Sound and vision: lean on me


I realised the voice over I recorded during the puppet making was perfect for an emergent practice film. The audio tells a personal story of how unhelpful beliefs can form when blindly trusting the word of an authority figure; questioning snips away the ties that bind the belief in place allowing a realisation of some of the reasons why I make art. This realisation will help me to experiment with the purpose of art in future projects.

The audio fits nicely over the speeded up footage of me making the puppets. My words are not scripted and there is plenty of space between questions and answers. The slowness of the audio contrasts with the fast speed of the visuals, although there are occasional clips played at normal speed (23.967 fps), and this creates breathing space in the visual track. The third audio clip is different from the previous two in that tearing sounds can be heard, which do not match the visual images. I like this because it shows the temporal mismatch of the visual and audio tracks; it’s a reminder of the constructed nature of film.

After putting the sound and images together I thought about bringing the puppets to life. I wanted to use them in a way that was fun and nonviolent as an alternative to the domestic violence usually advocated by Punch and Judy professors. There is a song, Lean on Me by Bill Withers, that I’ve sung at parties or (ahem) in the kebab shop or in the street and people join in singing with me. It makes me smile and it feels good to sing together. I decided the puppets would sing this song. I phoned Justine and she agreed to sing for Delores, the female adult. Andy agreed to sing for Bill Senior. I recorded myself singing as Bill Junior then Justine listened to me through headphones and sang along as I recorded her. Andy did likewise.

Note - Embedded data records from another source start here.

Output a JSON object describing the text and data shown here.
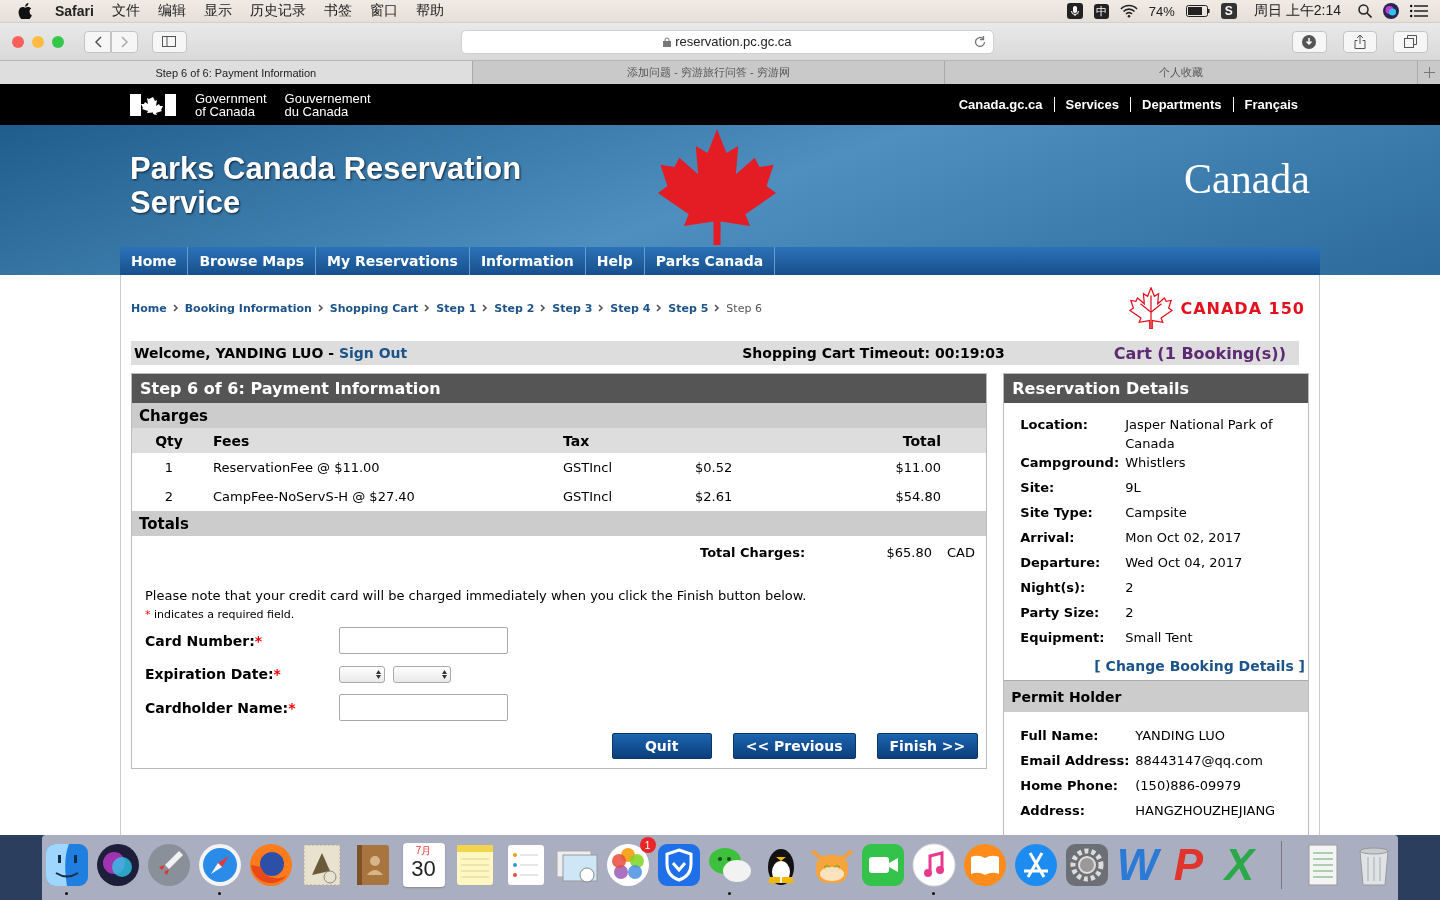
{
  "menubar": {
    "app": "Safari",
    "menus": [
      "文件",
      "编辑",
      "显示",
      "历史记录",
      "书签",
      "窗口",
      "帮助"
    ],
    "ime": "中",
    "battery": "74%",
    "app_glyph": "S",
    "clock": "周日 上午2:14"
  },
  "browser": {
    "url": "reservation.pc.gc.ca",
    "tabs": [
      {
        "title": "Step 6 of 6: Payment Information",
        "selected": true
      },
      {
        "title": "添加问题 - 穷游旅行问答 - 穷游网",
        "selected": false
      },
      {
        "title": "个人收藏",
        "selected": false
      }
    ]
  },
  "gov_bar": {
    "signature_en": [
      "Government",
      "of Canada"
    ],
    "signature_fr": [
      "Gouvernement",
      "du Canada"
    ],
    "links": [
      "Canada.gc.ca",
      "Services",
      "Departments",
      "Français"
    ]
  },
  "banner": {
    "title": "Parks Canada Reservation Service",
    "wordmark": "Canada"
  },
  "nav": [
    "Home",
    "Browse Maps",
    "My Reservations",
    "Information",
    "Help",
    "Parks Canada"
  ],
  "breadcrumb": [
    {
      "label": "Home",
      "link": true
    },
    {
      "label": "Booking Information",
      "link": true
    },
    {
      "label": "Shopping Cart",
      "link": true
    },
    {
      "label": "Step 1",
      "link": true
    },
    {
      "label": "Step 2",
      "link": true
    },
    {
      "label": "Step 3",
      "link": true
    },
    {
      "label": "Step 4",
      "link": true
    },
    {
      "label": "Step 5",
      "link": true
    },
    {
      "label": "Step 6",
      "link": false
    }
  ],
  "canada150": "CANADA 150",
  "welcome": {
    "text": "Welcome, YANDING LUO -",
    "link": "Sign Out",
    "timeout_label": "Shopping Cart Timeout:",
    "timeout": "00:19:03",
    "cart": "Cart (1 Booking(s))"
  },
  "payment": {
    "title": "Step 6 of 6: Payment Information",
    "charges_heading": "Charges",
    "columns": [
      "Qty",
      "Fees",
      "Tax",
      "Total"
    ],
    "rows": [
      {
        "qty": "1",
        "fee": "ReservationFee @ $11.00",
        "tax": "GSTIncl",
        "tax_amount": "$0.52",
        "total": "$11.00"
      },
      {
        "qty": "2",
        "fee": "CampFee-NoServS-H @ $27.40",
        "tax": "GSTIncl",
        "tax_amount": "$2.61",
        "total": "$54.80"
      }
    ],
    "totals_heading": "Totals",
    "total_label": "Total Charges:",
    "total_value": "$65.80",
    "currency": "CAD",
    "note": "Please note that your credit card will be charged immediately when you click the Finish button below.",
    "required_note": {
      "mark": "*",
      "text": "indicates a required field."
    },
    "fields": [
      {
        "label": "Card Number:",
        "mark": "*",
        "kind": "text"
      },
      {
        "label": "Expiration Date:",
        "mark": "*",
        "kind": "date"
      },
      {
        "label": "Cardholder Name:",
        "mark": "*",
        "kind": "text"
      }
    ],
    "buttons": [
      "Quit",
      "<< Previous",
      "Finish >>"
    ]
  },
  "details": {
    "title": "Reservation Details",
    "rows": [
      {
        "label": "Location:",
        "value": "Jasper National Park of Canada"
      },
      {
        "label": "Campground:",
        "value": "Whistlers"
      },
      {
        "label": "Site:",
        "value": "9L"
      },
      {
        "label": "Site Type:",
        "value": "Campsite"
      },
      {
        "label": "Arrival:",
        "value": "Mon Oct 02, 2017"
      },
      {
        "label": "Departure:",
        "value": "Wed Oct 04, 2017"
      },
      {
        "label": "Night(s):",
        "value": "2"
      },
      {
        "label": "Party Size:",
        "value": "2"
      },
      {
        "label": "Equipment:",
        "value": "Small Tent"
      }
    ],
    "change_link": "[ Change Booking Details ]",
    "permit_heading": "Permit Holder",
    "holder": [
      {
        "label": "Full Name:",
        "value": "YANDING LUO"
      },
      {
        "label": "Email Address:",
        "value": "88443147@qq.com"
      },
      {
        "label": "Home Phone:",
        "value": "(150)886-09979"
      },
      {
        "label": "Address:",
        "value": "HANGZHOUZHEJIANG"
      }
    ]
  },
  "dock": [
    {
      "kind": "finder",
      "running": true
    },
    {
      "kind": "siri",
      "running": false
    },
    {
      "kind": "launchpad",
      "running": false
    },
    {
      "kind": "safari",
      "running": true
    },
    {
      "kind": "firefox",
      "running": false
    },
    {
      "kind": "stamp",
      "running": false
    },
    {
      "kind": "contacts",
      "running": false
    },
    {
      "kind": "calendar",
      "running": false,
      "month": "7月",
      "day": "30"
    },
    {
      "kind": "notes",
      "running": false
    },
    {
      "kind": "reminders",
      "running": false
    },
    {
      "kind": "preview",
      "running": false
    },
    {
      "kind": "photos",
      "running": false,
      "badge": "1"
    },
    {
      "kind": "shield",
      "running": false
    },
    {
      "kind": "wechat",
      "running": true
    },
    {
      "kind": "penguin",
      "running": false
    },
    {
      "kind": "cow",
      "running": false
    },
    {
      "kind": "facetime",
      "running": false
    },
    {
      "kind": "itunes",
      "running": true
    },
    {
      "kind": "books",
      "running": false
    },
    {
      "kind": "appstore",
      "running": false
    },
    {
      "kind": "prefs",
      "running": false
    },
    {
      "kind": "letter",
      "running": false,
      "glyph": "W",
      "color": "#2b7bd6"
    },
    {
      "kind": "letter",
      "running": false,
      "glyph": "P",
      "color": "#e0342c"
    },
    {
      "kind": "letter",
      "running": false,
      "glyph": "X",
      "color": "#2aa84a"
    },
    {
      "kind": "separator"
    },
    {
      "kind": "document",
      "running": false
    },
    {
      "kind": "trash",
      "running": false
    }
  ]
}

Next I filmed the puppets (Andy and Justine moved them around in realtime) dancing and ‘singing’ against the backdrop of a large picture frame; the frame has marked out holes for pictures but it’s empty. This links back to audio during puppet making in the film where I talk about the effect of believing I wasn’t good enough to do art: I stopped drawing and painting for a long time. Judy had suggested, during a tutorial, that I film the puppets in my wardrobe with painted scenery backdrops but that was before I was ready to work with the puppets and, of course, now I was ready it didn’t tie in with the emerging story.

Sound and vision: letting go of the script

About a week ago I wrote a script for the puppets based on the adults talking to me as I make the child. The child has wings but the adults don’t because they ripped them off each other in arguments and I’d grown tired of making them. I recorded myself doing the voices for the puppets and tried to edit it into the film but it wasn’t working; it felt like the story was the baseline holding the film together. In my journal I voiced a new idea: to make speeded up footage of the making of the puppets and then go with the stop motion animation.

I suddenly felt at ease; I could let go of the script and put the footage together in the order I shot it as I made the puppets; it would be a chronicle detailing emergent practice. The story made by the puppets interacting will emerge when I play with and film them tomorrow.

Sound and vision: theatre is painted with stripes



Yesterday Lara (Moving Image student) and I painted black and white stripes onto the theatre, making it look more like an actual theatre. Starting on the left hand side at the back we measured 10 centimetre spaces and drew vertical lines before protecting the soon-to-be white stripes with masking tape. I painted the top section of the front black and there is a shelf to be added, which I also painted black, along with the pelmet, which I sanded (for ages!) first.

Sound and vision: drawing the pelmet



Matt Page, Moving Image Technician, has offered to cut a decorative pelmet (to hang the theatre curtain from) using the electric saw if I draw it. I started off by drawing round things onto the MDF but that didn’t work. I took a piece of paper, folded it in half and drew round things onto that instead; then I cut the shape out. I didn’t like it so I just cut the paper freestyle and ended up with a design I like. I taped the paper to the MDF at the bottom and drew around the shape onto the MDF and voila: it’s ready for Matt to cut.